REQUIRED ACTION
Repeat the records below verbatim and include no pictures.

RECORDS FOR THE TASK
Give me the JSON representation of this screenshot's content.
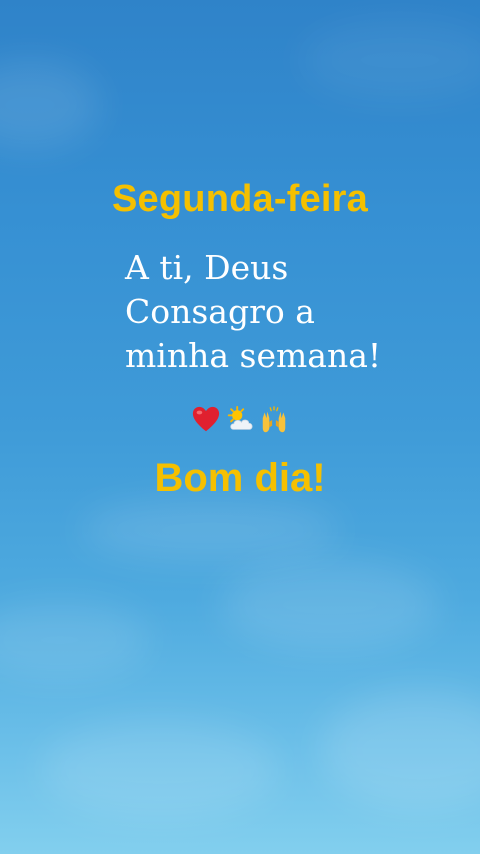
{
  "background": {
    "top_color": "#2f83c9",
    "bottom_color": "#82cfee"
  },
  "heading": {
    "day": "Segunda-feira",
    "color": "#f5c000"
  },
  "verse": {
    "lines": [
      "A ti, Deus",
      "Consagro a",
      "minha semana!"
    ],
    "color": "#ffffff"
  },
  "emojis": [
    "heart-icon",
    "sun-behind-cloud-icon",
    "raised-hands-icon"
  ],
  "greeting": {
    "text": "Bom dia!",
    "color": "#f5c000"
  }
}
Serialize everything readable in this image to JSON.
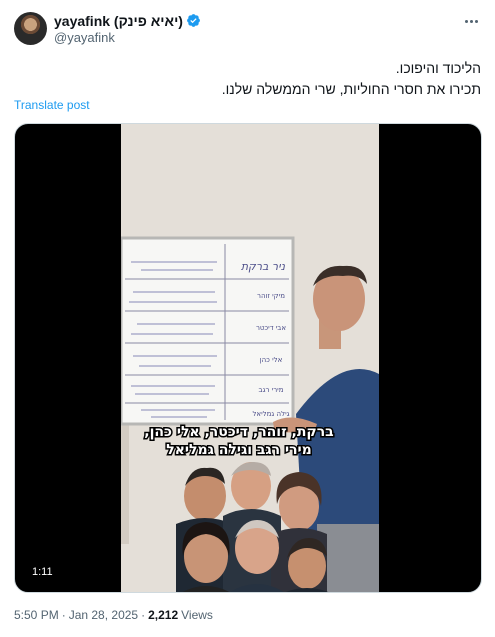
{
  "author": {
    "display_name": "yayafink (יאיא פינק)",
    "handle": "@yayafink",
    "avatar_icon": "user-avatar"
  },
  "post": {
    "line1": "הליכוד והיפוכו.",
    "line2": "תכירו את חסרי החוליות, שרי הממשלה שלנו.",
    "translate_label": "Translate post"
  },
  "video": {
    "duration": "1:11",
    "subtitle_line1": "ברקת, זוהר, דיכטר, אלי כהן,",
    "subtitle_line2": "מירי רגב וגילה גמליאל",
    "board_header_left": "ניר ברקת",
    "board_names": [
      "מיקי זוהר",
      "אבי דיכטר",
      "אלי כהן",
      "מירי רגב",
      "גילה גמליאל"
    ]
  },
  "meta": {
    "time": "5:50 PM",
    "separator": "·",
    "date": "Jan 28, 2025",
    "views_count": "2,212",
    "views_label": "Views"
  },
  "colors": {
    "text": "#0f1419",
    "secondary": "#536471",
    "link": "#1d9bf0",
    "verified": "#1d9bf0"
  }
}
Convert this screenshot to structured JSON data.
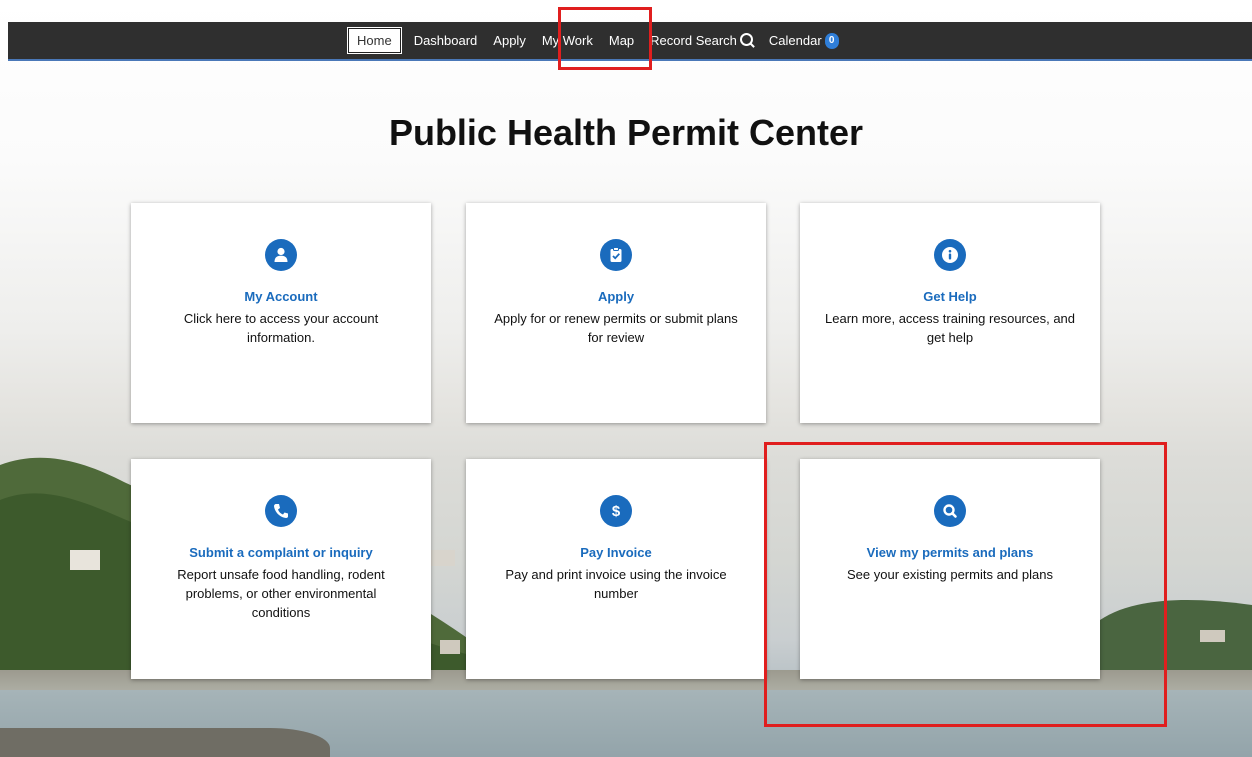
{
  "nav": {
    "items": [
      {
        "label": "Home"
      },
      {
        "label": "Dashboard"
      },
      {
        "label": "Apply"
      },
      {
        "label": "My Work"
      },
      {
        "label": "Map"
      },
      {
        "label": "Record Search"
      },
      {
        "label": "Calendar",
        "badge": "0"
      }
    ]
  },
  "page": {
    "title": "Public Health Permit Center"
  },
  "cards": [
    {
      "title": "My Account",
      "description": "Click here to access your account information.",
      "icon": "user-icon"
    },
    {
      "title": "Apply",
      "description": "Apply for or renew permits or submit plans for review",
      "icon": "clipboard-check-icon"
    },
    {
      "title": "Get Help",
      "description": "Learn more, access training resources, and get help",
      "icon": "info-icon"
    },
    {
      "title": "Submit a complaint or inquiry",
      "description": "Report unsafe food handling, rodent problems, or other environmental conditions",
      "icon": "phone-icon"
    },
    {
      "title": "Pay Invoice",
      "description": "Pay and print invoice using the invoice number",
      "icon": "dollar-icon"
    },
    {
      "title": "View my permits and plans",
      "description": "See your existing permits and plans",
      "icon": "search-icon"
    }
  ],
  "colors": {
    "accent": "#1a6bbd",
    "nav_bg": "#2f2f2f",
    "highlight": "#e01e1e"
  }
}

SOLVED PROBLEM
Give me the JSON representation of this screenshot's content.
{
  "background": {
    "top_color": "#2f83c9",
    "bottom_color": "#82cfee"
  },
  "heading": {
    "day": "Segunda-feira",
    "color": "#f5c000"
  },
  "verse": {
    "lines": [
      "A ti, Deus",
      "Consagro a",
      "minha semana!"
    ],
    "color": "#ffffff"
  },
  "emojis": [
    "heart-icon",
    "sun-behind-cloud-icon",
    "raised-hands-icon"
  ],
  "greeting": {
    "text": "Bom dia!",
    "color": "#f5c000"
  }
}
Serialize everything readable in this image to JSON.
{
  "author": {
    "display_name": "yayafink (יאיא פינק)",
    "handle": "@yayafink",
    "avatar_icon": "user-avatar"
  },
  "post": {
    "line1": "הליכוד והיפוכו.",
    "line2": "תכירו את חסרי החוליות, שרי הממשלה שלנו.",
    "translate_label": "Translate post"
  },
  "video": {
    "duration": "1:11",
    "subtitle_line1": "ברקת, זוהר, דיכטר, אלי כהן,",
    "subtitle_line2": "מירי רגב וגילה גמליאל",
    "board_header_left": "ניר ברקת",
    "board_names": [
      "מיקי זוהר",
      "אבי דיכטר",
      "אלי כהן",
      "מירי רגב",
      "גילה גמליאל"
    ]
  },
  "meta": {
    "time": "5:50 PM",
    "separator": "·",
    "date": "Jan 28, 2025",
    "views_count": "2,212",
    "views_label": "Views"
  },
  "colors": {
    "text": "#0f1419",
    "secondary": "#536471",
    "link": "#1d9bf0",
    "verified": "#1d9bf0"
  }
}
Convert this screenshot to structured JSON data.
{
  "nav": {
    "items": [
      {
        "label": "Home"
      },
      {
        "label": "Dashboard"
      },
      {
        "label": "Apply"
      },
      {
        "label": "My Work"
      },
      {
        "label": "Map"
      },
      {
        "label": "Record Search"
      },
      {
        "label": "Calendar",
        "badge": "0"
      }
    ]
  },
  "page": {
    "title": "Public Health Permit Center"
  },
  "cards": [
    {
      "title": "My Account",
      "description": "Click here to access your account information.",
      "icon": "user-icon"
    },
    {
      "title": "Apply",
      "description": "Apply for or renew permits or submit plans for review",
      "icon": "clipboard-check-icon"
    },
    {
      "title": "Get Help",
      "description": "Learn more, access training resources, and get help",
      "icon": "info-icon"
    },
    {
      "title": "Submit a complaint or inquiry",
      "description": "Report unsafe food handling, rodent problems, or other environmental conditions",
      "icon": "phone-icon"
    },
    {
      "title": "Pay Invoice",
      "description": "Pay and print invoice using the invoice number",
      "icon": "dollar-icon"
    },
    {
      "title": "View my permits and plans",
      "description": "See your existing permits and plans",
      "icon": "search-icon"
    }
  ],
  "colors": {
    "accent": "#1a6bbd",
    "nav_bg": "#2f2f2f",
    "highlight": "#e01e1e"
  }
}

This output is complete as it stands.